The Boeing 737 Airborne early warning and control is based on the 737-700 variant and a total of 14 aircraft have been produced.
Currently, the E-3A Sentry early warning aircraft is a standard not only for NATO but also for many countries allied with the United States, to meet intelligence sharing requirements when multinational combat cooperation. In the near future E-3A Sentry will gradually be completely replaced by newer early warning aircraft also developed by Boeing, the 737 Airborne early warning and control is a bright candidate.
The Royal Australian Air Force owns 6 aircraft, with the name E-7A Wedgetail. The Turkish Air Force owns four with the name Peace Eagle, and the Korean Air Force owns four with the name Peace Eye.
The Boeing 737 AEW&C radar system is much improved compared to the E-3 Sentry, allowed it to detect fighter-sized targets at a maximum distance of 370 km, and detect frigate-sized naval targets at 240 km.
In addition to detecting targets from great distances, the Boeing 737 AEW&C also has the ability to track 180 targets at the same time and conducting 24 intercepts. The Boeing 737 AEW&C is equipped with MESA Multi-role Electronically Scanned Array radar, so it can observing space and ground at 360-degree angles.
Boeing 737 AEW&C is an aircraft with two engines, speed up to 860 km/h and a range of up to 6,500 km, a service ceiling of 12,500 m high. The radar is located on the upper fin of the fuselage, long, like a “hat”.
In the fuselage, there are 8 operating tables, connecting to external aircraft and ground headquarters as well as the national air defense network. 737 AEW & C’s crew is between 6 and 10 people.
The 737 airborne early warning and control made its first flight in 2004 and was introduced in 2009, characterized by a Northrop Grumman Electronic Systems Multi-role Electronically Scanned Array radar, operating on L-band, It is a flat plate instead of a rotating disc like on the E-3 Sentry.

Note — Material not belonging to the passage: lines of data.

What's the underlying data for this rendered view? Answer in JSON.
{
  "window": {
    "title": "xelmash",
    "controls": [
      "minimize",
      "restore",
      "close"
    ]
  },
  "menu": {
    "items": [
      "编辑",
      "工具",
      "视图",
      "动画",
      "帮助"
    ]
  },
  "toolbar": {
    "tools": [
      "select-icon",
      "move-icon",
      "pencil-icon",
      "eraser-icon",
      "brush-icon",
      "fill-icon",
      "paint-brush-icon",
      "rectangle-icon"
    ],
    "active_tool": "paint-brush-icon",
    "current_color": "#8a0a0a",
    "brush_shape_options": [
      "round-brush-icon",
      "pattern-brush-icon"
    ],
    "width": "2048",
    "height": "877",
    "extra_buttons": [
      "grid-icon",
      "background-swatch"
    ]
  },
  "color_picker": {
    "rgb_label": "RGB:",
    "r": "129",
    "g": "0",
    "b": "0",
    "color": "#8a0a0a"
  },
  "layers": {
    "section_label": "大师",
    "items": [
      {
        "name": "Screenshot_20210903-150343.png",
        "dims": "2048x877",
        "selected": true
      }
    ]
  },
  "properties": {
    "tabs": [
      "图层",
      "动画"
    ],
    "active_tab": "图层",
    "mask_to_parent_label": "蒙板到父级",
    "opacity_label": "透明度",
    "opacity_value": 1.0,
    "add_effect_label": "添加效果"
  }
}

Currently, the Air Force owns the most of 737 airborne early warning and control aircraft in the world is the Royal Australian Air Force, with six in service. In October 2018, the British Government announced that it is in discussion with Boeing and the Royal Australian Air Force about the potential for the E-7 Wedgetail radar aircraft to replace its E-3D fleet. On March 22, 2019, it was announced by Defence Secretary Gavin Williamson that the UK had signed a $1.98 billion deal to purchase five E-7 Wedgetails.